■ **Task to complete**: Which of the lines in the data below contain the string "person"? Copy each of them.

(Source data begins)

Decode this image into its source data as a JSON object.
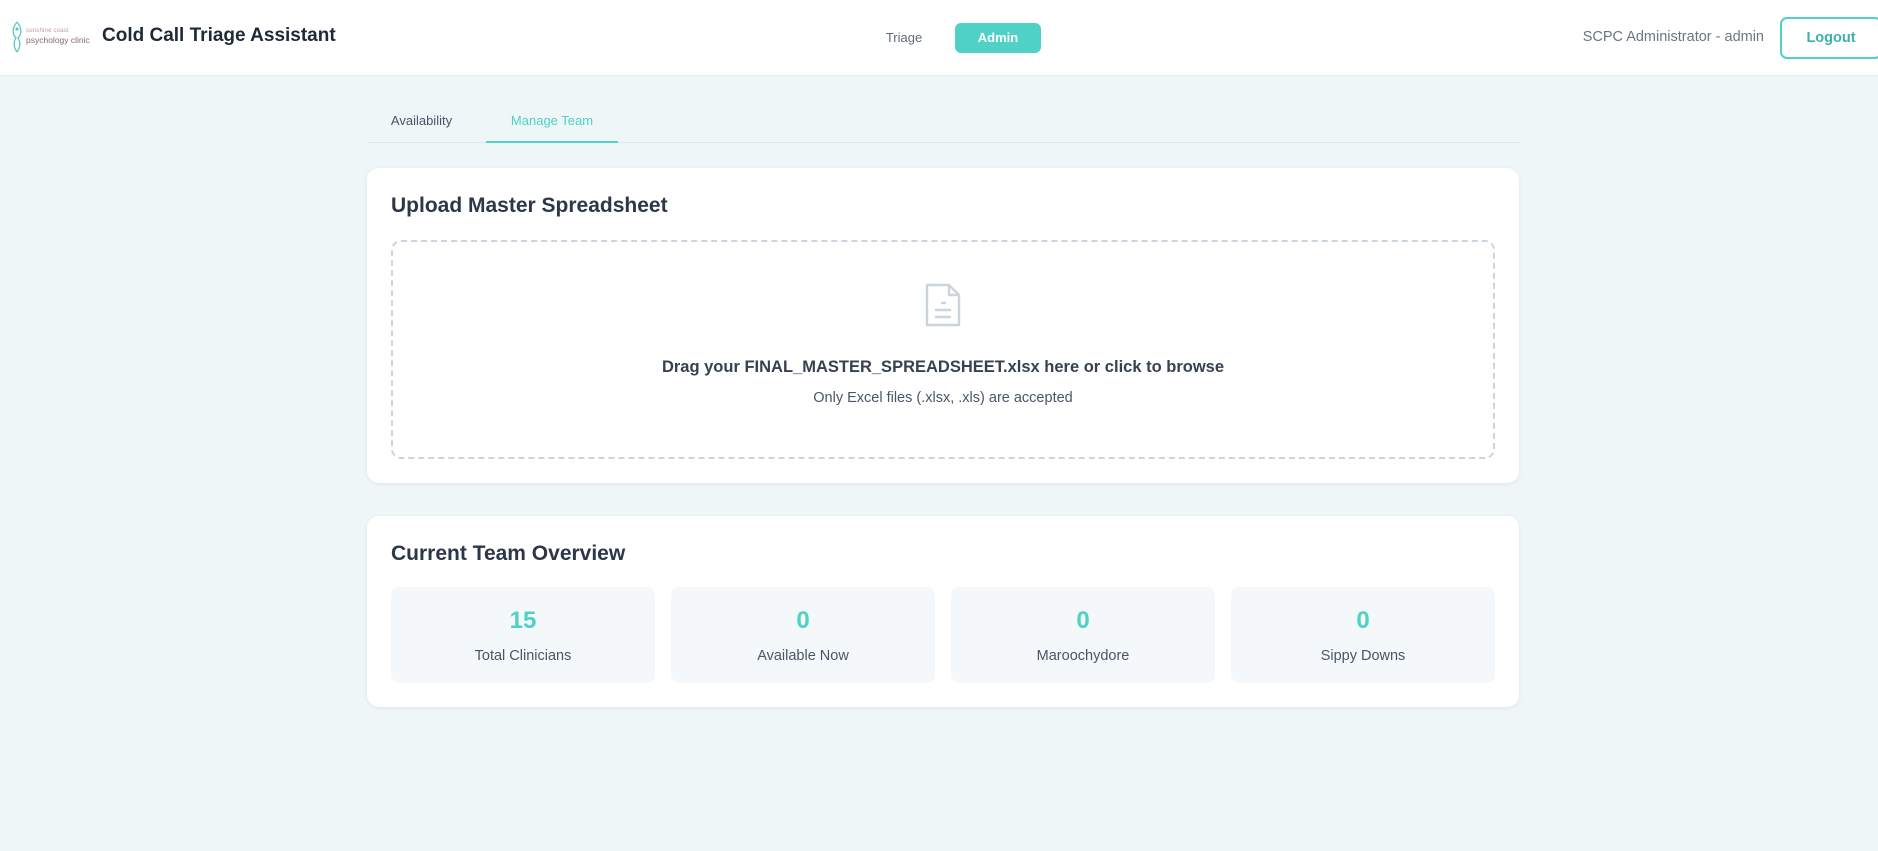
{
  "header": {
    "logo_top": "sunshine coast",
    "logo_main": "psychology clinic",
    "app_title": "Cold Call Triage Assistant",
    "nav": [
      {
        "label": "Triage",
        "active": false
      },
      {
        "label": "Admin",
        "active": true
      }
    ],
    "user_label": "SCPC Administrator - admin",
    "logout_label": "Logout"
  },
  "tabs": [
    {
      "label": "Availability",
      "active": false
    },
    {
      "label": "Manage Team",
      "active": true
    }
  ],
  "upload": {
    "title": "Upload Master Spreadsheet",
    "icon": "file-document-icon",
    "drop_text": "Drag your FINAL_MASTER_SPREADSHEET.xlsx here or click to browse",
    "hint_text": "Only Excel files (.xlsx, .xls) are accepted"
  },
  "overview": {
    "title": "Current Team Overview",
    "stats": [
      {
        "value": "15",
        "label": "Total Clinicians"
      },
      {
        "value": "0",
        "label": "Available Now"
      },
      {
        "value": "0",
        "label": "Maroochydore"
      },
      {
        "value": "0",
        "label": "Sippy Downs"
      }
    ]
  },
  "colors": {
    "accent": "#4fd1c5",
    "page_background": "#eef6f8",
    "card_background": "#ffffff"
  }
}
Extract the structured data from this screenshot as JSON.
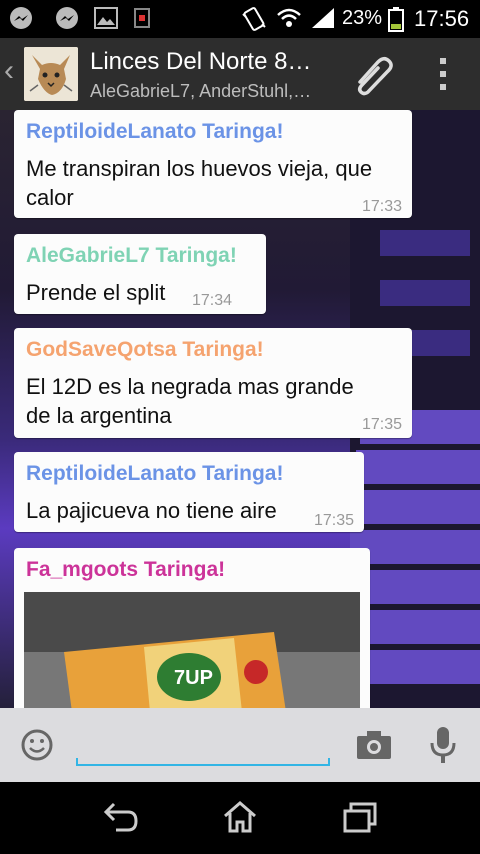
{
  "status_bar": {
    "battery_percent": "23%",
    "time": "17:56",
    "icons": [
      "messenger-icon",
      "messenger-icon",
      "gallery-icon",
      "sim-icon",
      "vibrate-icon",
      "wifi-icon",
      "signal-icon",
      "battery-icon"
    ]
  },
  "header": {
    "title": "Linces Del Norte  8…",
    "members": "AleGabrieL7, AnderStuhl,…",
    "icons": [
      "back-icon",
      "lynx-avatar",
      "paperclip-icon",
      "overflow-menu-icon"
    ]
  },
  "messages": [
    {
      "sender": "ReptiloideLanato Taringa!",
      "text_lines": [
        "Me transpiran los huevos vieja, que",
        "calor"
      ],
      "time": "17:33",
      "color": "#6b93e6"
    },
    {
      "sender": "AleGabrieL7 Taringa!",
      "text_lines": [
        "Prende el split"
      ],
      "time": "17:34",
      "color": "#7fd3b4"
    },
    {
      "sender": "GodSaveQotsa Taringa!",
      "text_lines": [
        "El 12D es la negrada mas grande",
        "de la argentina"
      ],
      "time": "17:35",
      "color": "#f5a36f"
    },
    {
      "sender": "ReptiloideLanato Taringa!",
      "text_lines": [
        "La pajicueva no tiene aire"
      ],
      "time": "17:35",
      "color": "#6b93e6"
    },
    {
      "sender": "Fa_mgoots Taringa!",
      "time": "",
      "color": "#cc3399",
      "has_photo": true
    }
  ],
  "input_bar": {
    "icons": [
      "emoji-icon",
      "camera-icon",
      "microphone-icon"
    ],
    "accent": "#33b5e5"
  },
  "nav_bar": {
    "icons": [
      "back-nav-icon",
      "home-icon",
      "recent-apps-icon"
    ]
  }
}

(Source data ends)
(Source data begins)

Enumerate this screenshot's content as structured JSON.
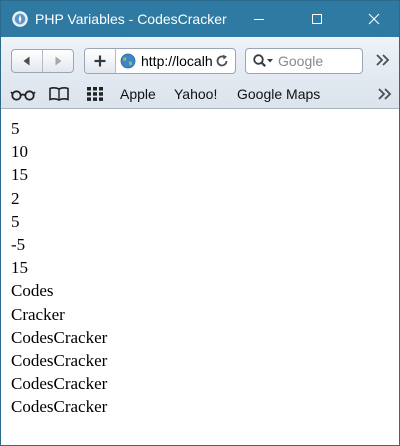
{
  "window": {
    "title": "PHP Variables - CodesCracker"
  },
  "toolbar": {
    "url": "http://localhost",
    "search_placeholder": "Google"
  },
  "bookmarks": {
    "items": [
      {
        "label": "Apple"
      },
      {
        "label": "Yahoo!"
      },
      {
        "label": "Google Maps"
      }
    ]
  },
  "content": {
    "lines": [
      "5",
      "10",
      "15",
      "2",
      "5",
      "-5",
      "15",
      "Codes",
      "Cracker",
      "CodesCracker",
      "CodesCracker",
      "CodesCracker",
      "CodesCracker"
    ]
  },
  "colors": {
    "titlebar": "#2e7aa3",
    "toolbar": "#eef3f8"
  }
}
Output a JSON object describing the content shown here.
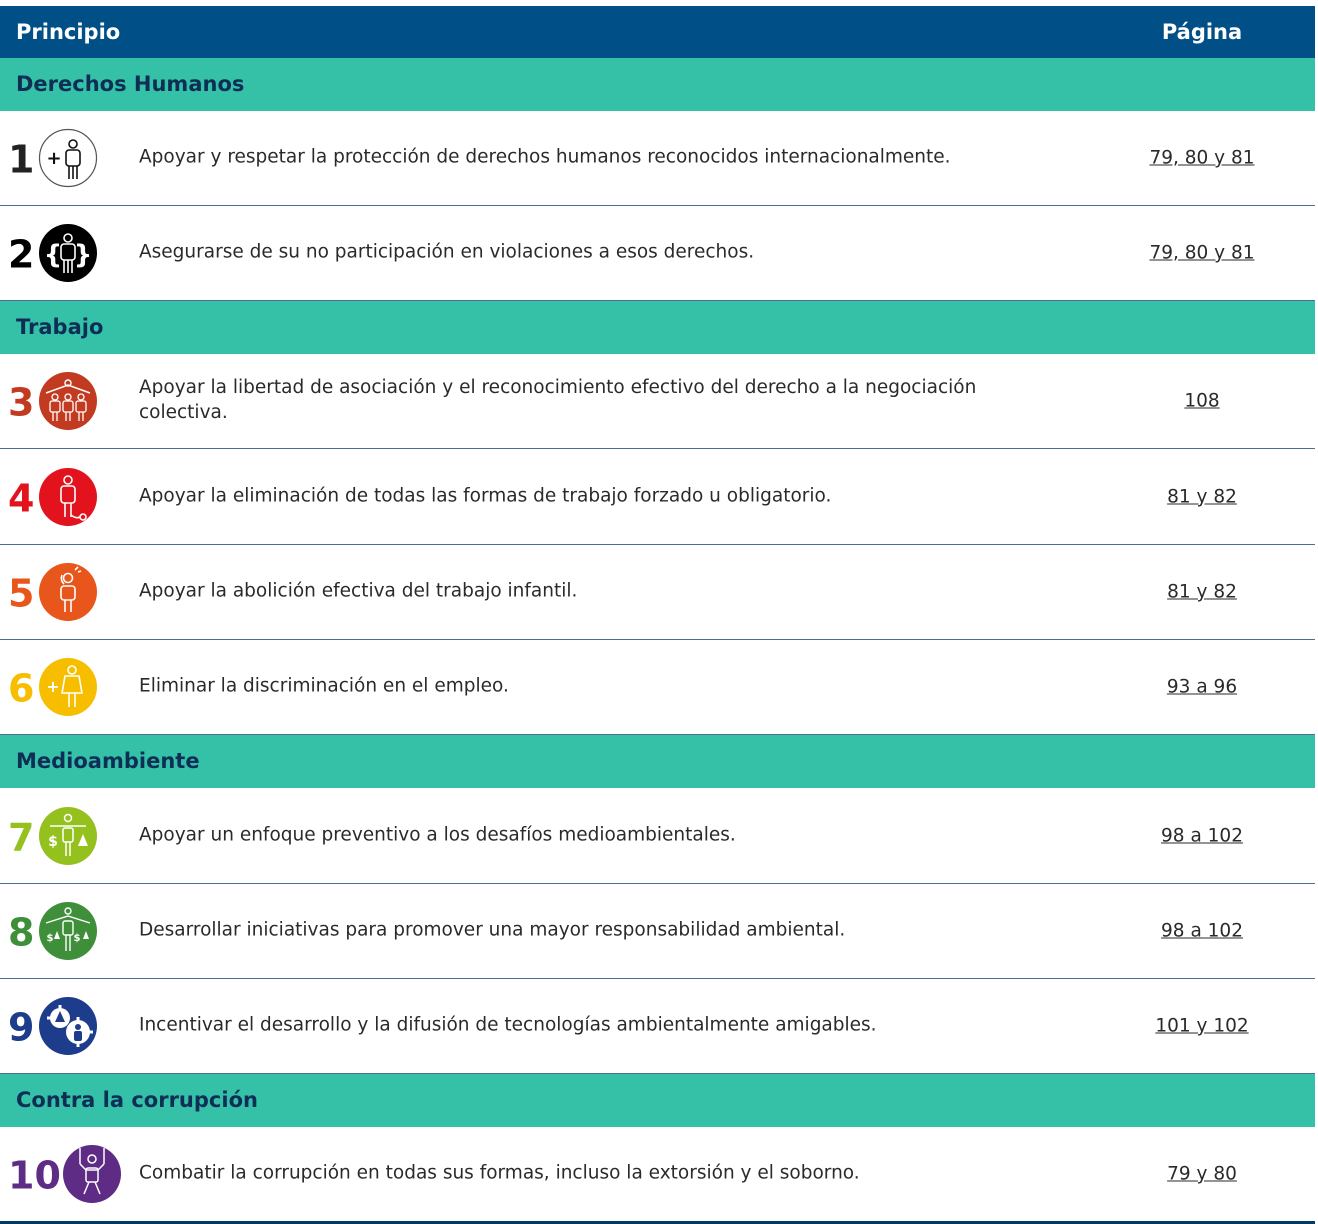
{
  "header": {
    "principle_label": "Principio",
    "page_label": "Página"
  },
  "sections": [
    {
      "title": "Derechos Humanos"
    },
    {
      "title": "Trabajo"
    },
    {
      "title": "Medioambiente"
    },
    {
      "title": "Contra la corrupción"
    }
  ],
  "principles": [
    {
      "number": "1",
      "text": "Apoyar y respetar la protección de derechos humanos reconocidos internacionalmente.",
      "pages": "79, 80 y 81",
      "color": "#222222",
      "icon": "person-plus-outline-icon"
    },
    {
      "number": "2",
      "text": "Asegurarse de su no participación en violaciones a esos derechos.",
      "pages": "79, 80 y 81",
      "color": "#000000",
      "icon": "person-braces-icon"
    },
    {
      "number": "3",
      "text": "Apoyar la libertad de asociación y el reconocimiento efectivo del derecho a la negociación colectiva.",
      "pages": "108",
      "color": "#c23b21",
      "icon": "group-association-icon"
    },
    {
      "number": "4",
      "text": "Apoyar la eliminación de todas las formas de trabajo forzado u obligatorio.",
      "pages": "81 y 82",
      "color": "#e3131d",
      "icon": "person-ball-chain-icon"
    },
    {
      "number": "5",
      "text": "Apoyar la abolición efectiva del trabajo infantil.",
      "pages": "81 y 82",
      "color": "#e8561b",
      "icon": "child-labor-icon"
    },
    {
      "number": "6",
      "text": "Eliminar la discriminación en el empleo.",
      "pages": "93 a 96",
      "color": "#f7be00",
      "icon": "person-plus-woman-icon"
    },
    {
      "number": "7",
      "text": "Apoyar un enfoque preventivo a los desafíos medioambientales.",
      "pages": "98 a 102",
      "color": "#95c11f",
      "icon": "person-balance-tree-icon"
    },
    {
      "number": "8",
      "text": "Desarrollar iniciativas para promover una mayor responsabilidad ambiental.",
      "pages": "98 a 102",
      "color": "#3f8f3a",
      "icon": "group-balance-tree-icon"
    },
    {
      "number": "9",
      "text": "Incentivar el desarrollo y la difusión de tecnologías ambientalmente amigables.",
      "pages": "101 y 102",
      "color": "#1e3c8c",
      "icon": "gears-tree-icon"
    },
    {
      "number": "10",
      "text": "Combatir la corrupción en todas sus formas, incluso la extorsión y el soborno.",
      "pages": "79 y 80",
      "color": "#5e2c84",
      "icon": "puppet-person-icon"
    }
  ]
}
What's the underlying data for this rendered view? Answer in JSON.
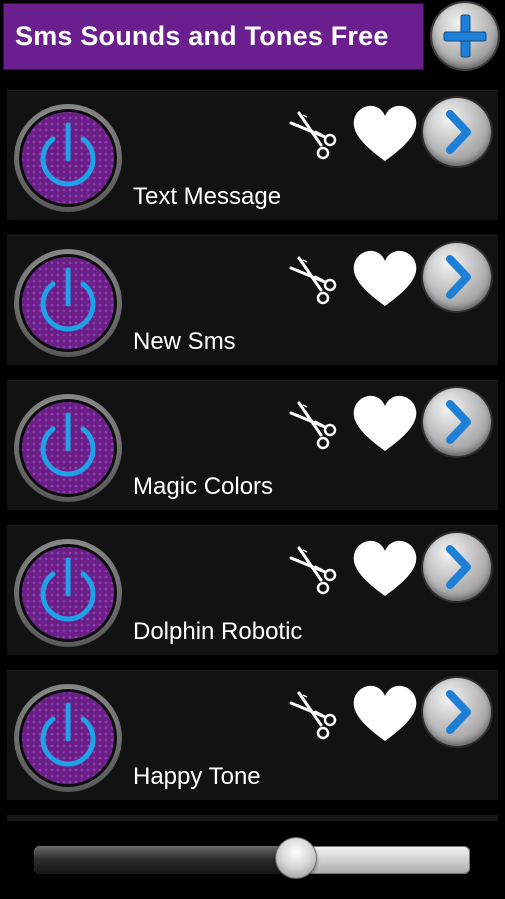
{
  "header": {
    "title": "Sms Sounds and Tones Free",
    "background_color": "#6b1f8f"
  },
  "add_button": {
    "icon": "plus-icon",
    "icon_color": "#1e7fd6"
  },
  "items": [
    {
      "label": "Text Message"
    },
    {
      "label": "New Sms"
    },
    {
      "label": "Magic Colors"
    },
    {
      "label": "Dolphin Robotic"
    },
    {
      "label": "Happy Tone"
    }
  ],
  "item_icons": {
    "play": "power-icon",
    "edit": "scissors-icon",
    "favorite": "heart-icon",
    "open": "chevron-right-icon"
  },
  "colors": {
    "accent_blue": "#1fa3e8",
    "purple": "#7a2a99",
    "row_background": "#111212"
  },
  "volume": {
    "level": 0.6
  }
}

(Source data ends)

■ **Your solution**:
      "icon": "person-plus-outline-icon"
      "icon": "person-braces-icon"
      "icon": "person-ball-chain-icon"
      "icon": "person-plus-woman-icon"
      "icon": "person-balance-tree-icon"
      "icon": "puppet-person-icon"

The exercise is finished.